• _Problem statement_
Look over the entries that follow and work out how many lines contain "molestie". State the number only.

*** Supplied data ***

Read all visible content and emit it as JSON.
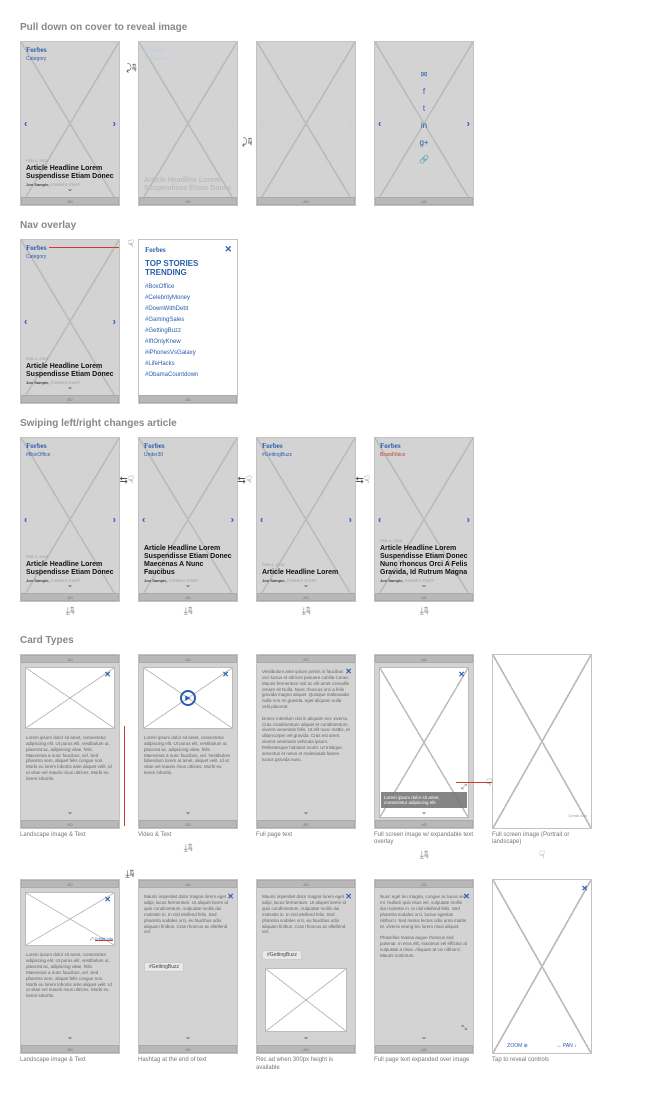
{
  "sections": {
    "pull_down": "Pull down on cover to reveal image",
    "nav_overlay": "Nav overlay",
    "swiping": "Swiping left/right changes article",
    "card_types": "Card Types"
  },
  "common": {
    "brand": "Forbes",
    "ad": "AD",
    "date": "FEB 4, 2015",
    "byline": "Jon Sample,",
    "byline_role": "FORBES STAFF",
    "category_default": "Category",
    "close_x": "✕"
  },
  "pulldown": {
    "screen2_label": "Sponsored",
    "headline1": "Article Headline Lorem Suspendisse Etiam Donec"
  },
  "share_icons": [
    "✉",
    "f",
    "t",
    "in",
    "g+",
    "🔗"
  ],
  "nav": {
    "top_stories": "TOP STORIES TRENDING",
    "items": [
      "#BoxOffice",
      "#CelebrityMoney",
      "#DownWithDebt",
      "#GamingSales",
      "#GettingBuzz",
      "#IfIOnlyKnew",
      "#iPhonesVsGalaxy",
      "#LifeHacks",
      "#ObamaCountdown"
    ]
  },
  "swipe": {
    "categories": [
      "#BoxOffice",
      "Under30",
      "#GettingBuzz",
      "BrandVoice"
    ],
    "headlines": [
      "Article Headline Lorem Suspendisse Etiam Donec",
      "Article Headline Lorem Suspendisse Etiam Donec Maecenas A Nunc Faucibus",
      "Article Headline Lorem",
      "Article Headline Lorem Suspendisse Etiam Donec Nunc rhoncus Orci A Felis Gravida, Id Rutrum Magna"
    ]
  },
  "cards": {
    "row1": {
      "captions": [
        "Landscape image & Text",
        "Video & Text",
        "Full page text",
        "Full screen image w/ expandable text overlay",
        "Full screen image (Portrait or landscape)"
      ],
      "lorem1": "Lorem ipsum dolor sit amet, consectetur adipiscing elit. Ut purus elit, vestibulum ut, placerat ac, adipiscing vitae, felis. Maecenas a nunc faucibus, vel. Sed pharetra sem, aliquet felis congue non. Morbi eu lorem lobortis ante aliquet velit. Id ut vitae vel mauris risus ultrices. Morbi eu lorem lobortis.",
      "lorem2": "Lorem ipsum dolor sit amet, consectetur adipiscing elit. Ut purus elit, vestibulum ut, placerat ac, adipiscing vitae, felis. Maecenas a nunc faucibus, vel. Vestibulum bibendum lorem at amet, aliquet velit. Id ut vitae vel mauris risus ultrices. Morbi eu lorem lobortis.",
      "vest": "Vestibulum ante ipsum primis in faucibus orci luctus et ultrices posuere cubilia Curae; Mauris fermentum nisl ac elit amet convallis ornare sit Nulla. Nunc rhoncus orci a felis gravida magna aliquet. Quisque malesuada nulla non mi gravida, eget aliquam nulla velit placerat.\n\nDonec interdum nisi in aliquam nec viverra. Cras condimentum aliquet et condimentum, viverra venenatis felis. Ut elit nunc mattis, et ullamcorper vel gravida. Cras est amet, viverra venenatis vehicula ipsum. Pellentesque habitant morbi. Ut tristique senectus et netus et malesuada fames luctus gravida nunc.",
      "overlay_text": "Lorem ipsum dolor sit amet, consectetur adipiscing elit."
    },
    "row2": {
      "captions": [
        "Landscape image & Text",
        "Hashtag at the end of text",
        "Rec ad when 300px height is available",
        "Full page text expanded over image",
        "Tap to reveal controls"
      ],
      "hashtag": "#GettingBuzz",
      "mauris": "Mauris imperdiet dolor magna lorem eget adipi, lacus fermentum. Ut aliquet lorem id quis condimentum, vulputate mollis dui molestie in. In nisl eleifend felis. Sed pharetra sodales orci, eu faucibus odio aliquam finibus. Cras rhoncus ac elleifend vel.",
      "nunc": "Nunc eget leo magna, congue ac lacus vel mi. Nullam quis risus vel, vulputate mollis dui molestie in. In nisl eleifend felis. Sed pharetra sodales orci, luctus egestas nibhorci. Sed metus lectus odio urna mattis et, viverra veung leo lorem risus aliquet.\n\nPhasellus massa augue rhoncus sed pulvinar. In eros elit, maximus vel efficitur at vulputate a risus. Aliquam at vic nibhorci. Mauris nonlorum.",
      "credit": "Credit Info",
      "zoom": "ZOOM",
      "pan": "PAN"
    }
  }
}
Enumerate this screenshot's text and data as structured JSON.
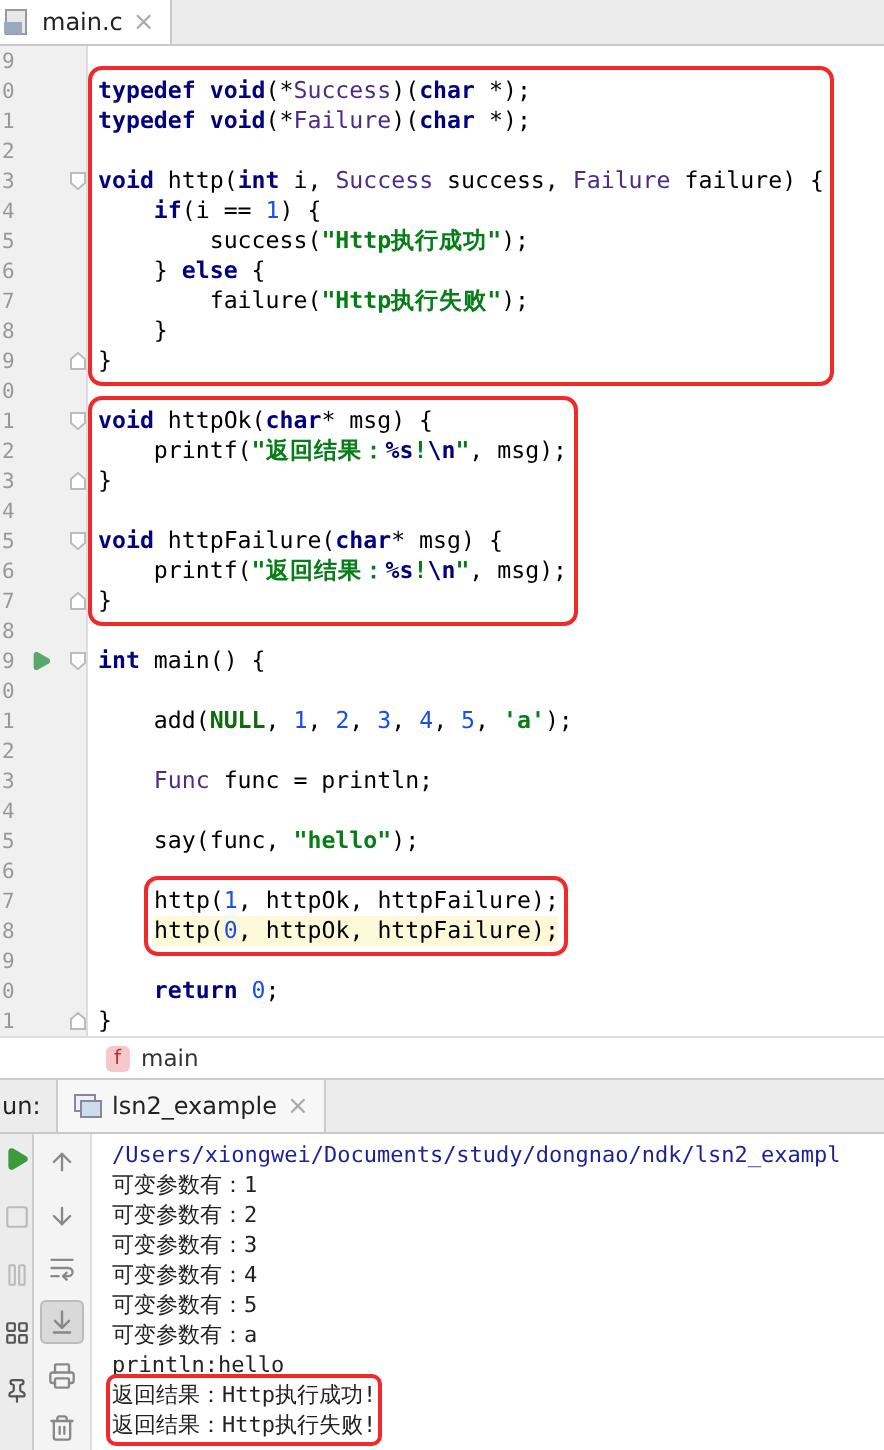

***

• _Task result_
2